There was no encore. The final song IDLES played, “Rottweiler,” launched with the singer yelling “Don’t watch FOX news,” to, again, raucous approval. The whole song crescendo-ed to a magnificent end. There was simply nothing left to say after that. It was the first time I have been to a concert where an encore didn’t feel necessary. Beer cans littered the floor everywhere as people dispersed. One guy in fishnet stockings looked in vain for a missing shoe. He found it eventually, wedged in the gap between the security fence and the stage.
Coming back out from the Wiltern, concertgoers were greeted by a chorus of hotdog vendors. People congregated around, the crowd did not disperse quickly. People smoked, ate, talked, laughing, or just enjoyed the cool night air, the sounds of traffic zipping by, the din of the performance still swimming in their ears.
It felt good. It felt right. It felt like a release. It felt like all that music should be. Community, release, joy, movement, rapture. Back down Western Ave, onto the 10, and then the 110, and then the 405, and then down the street to my apartment, and I felt no more at home than I did at the center of that swarming singularity. I can say with confidence it was one of the best live performances I’ve ever been to. Do yourself a favor and go see IDLES.
I want to go back to the slapping men. They were not friends. They did not know each other before the show. After they hugged they went their separate ways. It was only under the unique circumstances produced by an IDLES show that such a thing could happen, that two men, as a manner of loving expression, would repeatedly slap each other, urging each other to go harder, before hugging like brothers-in-arms.
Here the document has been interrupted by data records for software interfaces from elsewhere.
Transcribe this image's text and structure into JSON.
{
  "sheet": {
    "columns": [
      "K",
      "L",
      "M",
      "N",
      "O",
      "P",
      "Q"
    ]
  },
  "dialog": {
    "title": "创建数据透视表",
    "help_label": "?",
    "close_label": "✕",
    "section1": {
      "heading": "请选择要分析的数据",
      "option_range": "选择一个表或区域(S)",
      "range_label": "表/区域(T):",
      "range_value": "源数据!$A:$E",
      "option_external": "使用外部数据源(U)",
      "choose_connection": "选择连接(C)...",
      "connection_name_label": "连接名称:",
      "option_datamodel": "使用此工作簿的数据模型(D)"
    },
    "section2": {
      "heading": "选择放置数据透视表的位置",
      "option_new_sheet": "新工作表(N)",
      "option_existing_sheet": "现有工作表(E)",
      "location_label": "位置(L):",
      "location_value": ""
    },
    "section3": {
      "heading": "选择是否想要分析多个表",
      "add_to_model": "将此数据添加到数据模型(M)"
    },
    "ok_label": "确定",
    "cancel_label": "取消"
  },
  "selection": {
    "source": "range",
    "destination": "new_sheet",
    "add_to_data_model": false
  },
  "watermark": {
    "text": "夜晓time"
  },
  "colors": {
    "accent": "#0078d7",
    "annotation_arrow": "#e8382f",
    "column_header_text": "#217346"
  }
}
In that weird, reality-is-stranger-than-fiction moment is the core of IDLES—joy, anger, violence, redemption, forgiveness, and triumph in one.
IDLES is a punk band originally from Bristol, UK. They are comprised of Joe Talbat (vocals), Adam Devonshire (bass), Mark Bowen (guitar), Lee Kiernan (guitar), and Jon Beavis (drums).